  • Notice to class members: A requirement to actively opt out binds members of the defined class to proceedings and their outcome, potentially against their wishes and interests. However, adequate notice to members of the class with explanation of their rights to opt out would ensure minimised impairment.
  • Approval of settlements: “Absent” class members are bound by a settlement to which they have not consented. However, the requirement for court approval of any settlement or discontinuance would be a condition of giving leave for an opt-out action. In approving settlements, the Court would have to consider the extent to which the settlement prejudices individual class members. The Court would be able to draw on the assistance of independent experts where appropriate.
  • Competing opt-out claims: If two or more representative plaintiffs bring separate proceedings on behalf of the same class on an opt-out basis, this would lead to an impossible situation with people being represented more than once in different proceedings in respect of the same loss. However, overseas courts have shown a willingness to manage competing claims together and either stay one of the claims or order that only one proceed on an opt-out basis.

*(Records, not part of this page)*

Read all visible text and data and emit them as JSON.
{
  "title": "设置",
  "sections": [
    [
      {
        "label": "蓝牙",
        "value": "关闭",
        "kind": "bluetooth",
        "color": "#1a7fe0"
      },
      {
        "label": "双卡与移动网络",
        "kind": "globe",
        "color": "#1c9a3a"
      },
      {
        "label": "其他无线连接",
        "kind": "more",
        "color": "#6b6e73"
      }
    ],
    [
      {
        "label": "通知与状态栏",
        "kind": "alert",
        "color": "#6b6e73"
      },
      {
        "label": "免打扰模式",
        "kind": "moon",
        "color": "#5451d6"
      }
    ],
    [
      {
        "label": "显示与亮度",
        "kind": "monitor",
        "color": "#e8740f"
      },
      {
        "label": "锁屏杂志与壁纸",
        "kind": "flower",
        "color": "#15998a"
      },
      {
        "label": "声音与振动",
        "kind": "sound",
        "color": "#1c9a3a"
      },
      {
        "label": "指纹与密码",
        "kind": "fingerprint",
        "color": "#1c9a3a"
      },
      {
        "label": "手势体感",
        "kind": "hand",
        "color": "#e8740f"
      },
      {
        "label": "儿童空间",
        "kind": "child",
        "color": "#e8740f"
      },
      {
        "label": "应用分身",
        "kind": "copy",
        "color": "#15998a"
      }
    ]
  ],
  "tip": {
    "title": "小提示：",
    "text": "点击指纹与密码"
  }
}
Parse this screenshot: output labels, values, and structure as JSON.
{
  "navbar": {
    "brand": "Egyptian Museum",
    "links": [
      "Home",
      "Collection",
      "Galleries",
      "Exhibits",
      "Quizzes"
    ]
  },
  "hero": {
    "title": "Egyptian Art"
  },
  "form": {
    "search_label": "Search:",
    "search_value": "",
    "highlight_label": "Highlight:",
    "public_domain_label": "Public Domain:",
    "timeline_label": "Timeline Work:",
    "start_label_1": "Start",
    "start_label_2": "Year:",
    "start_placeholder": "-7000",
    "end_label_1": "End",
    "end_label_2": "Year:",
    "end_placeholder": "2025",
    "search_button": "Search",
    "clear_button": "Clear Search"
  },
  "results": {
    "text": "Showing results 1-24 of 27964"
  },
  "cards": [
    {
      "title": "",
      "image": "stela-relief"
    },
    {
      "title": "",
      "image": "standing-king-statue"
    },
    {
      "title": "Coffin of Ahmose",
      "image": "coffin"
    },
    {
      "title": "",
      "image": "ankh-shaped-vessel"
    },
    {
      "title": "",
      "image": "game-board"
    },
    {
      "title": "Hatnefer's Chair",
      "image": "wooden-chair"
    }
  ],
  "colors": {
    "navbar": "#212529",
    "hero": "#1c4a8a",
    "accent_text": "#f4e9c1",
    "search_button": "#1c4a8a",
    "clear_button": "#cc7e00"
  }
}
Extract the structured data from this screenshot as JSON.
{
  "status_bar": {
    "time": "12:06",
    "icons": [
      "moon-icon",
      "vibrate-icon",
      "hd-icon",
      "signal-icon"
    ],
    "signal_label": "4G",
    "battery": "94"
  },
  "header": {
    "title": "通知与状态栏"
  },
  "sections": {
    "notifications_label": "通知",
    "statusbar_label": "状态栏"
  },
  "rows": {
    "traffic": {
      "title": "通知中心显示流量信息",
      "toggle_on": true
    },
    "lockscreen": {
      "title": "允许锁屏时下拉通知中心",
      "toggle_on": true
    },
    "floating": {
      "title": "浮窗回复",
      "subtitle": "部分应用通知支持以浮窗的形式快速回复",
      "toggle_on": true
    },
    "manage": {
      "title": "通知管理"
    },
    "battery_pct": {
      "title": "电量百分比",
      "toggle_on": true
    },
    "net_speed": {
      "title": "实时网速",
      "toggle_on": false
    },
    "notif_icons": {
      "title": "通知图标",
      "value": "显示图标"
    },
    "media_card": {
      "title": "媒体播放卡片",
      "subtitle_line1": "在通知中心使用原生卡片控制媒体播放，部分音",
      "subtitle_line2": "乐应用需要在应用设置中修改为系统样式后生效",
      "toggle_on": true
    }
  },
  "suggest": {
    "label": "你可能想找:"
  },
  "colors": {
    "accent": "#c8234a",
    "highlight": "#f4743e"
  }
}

The Supreme Court also said these safeguards would go some way toward addressing the potential issues associated with litigation funding. The courts may need to play a greater role in relation to funded opt-out actions, but this did not require the Court to routinely scrutinise litigation funding agreements as part of an application under Rule 4.24.
The Court also provided guidance on when an opt-out approach may be appropriate, identifying the following principles:

  • Generally, courts should adopt the procedure sought by the applicant, unless there is a good reason to do otherwise.
  • If there is a real prospect that some class members may be worse off or adversely affected by the proceeding, an opt-in approach should be adopted. For example, cases where there is potential for a counterclaim.
  • The size of the class will have some relevance. An opt-in approach may be preferable where the class is small. However, class size is not necessarily determinative.
  • Applications under Rule 4.24 should include proposed conditions as to the Court’s supervision of settlement and discontinuance.


Ross is a vote of confidence in the ability of the High Court to manage the issues that will inevitably arise in opt-out class actions. We can expect a new body of judge-made procedural law to emerge as the courts forge a way forward in opt-out class actions in the absence of a statutory framework.

Although the outcome was as expected, the judgment did not address the economic and policy implications of opt-out class actions – such as the different types of claims likely to be brought on an opt-out basis, how we want private and regulatory enforcement to interact in areas such as competition and securities law, and changing incentives for parties arising from the different scale of claims possible (compared to opt-in class actions). In our view, this was a missed opportunity by the Supreme Court.

The green light to opt-out actions will significantly impact New Zealand’s civil litigation landscape. Although the Ross case involves a claim against an insurer, the implications for claims against insured defendants are likely to be more substantial. As well as a likely increase in the volume and scale of representative claims generally, the advent of opt-out actions may lead to much greater uncertainty. The amount at stake is more difficult to determine where a claim is brought on behalf of a class of indeterminate size. Opt-out actions might also see an evolution in the types of risks insurers are called on to insure – especially in areas – like consumer law – where it is possible to aggregate a large number of small and otherwise uneconomic claims.

McElroys is continuing to closely follow developments in this area, particularly as they impact on procedural and strategic considerations for claims by funded plaintiffs.

If you want to know more, get in touch with Joanna Stafford or Andrew Colgan today.

This publication is intended as a general overview and discussion of the content dealt with. It should not be used in any specific situation, in which case you should seek specific legal advice.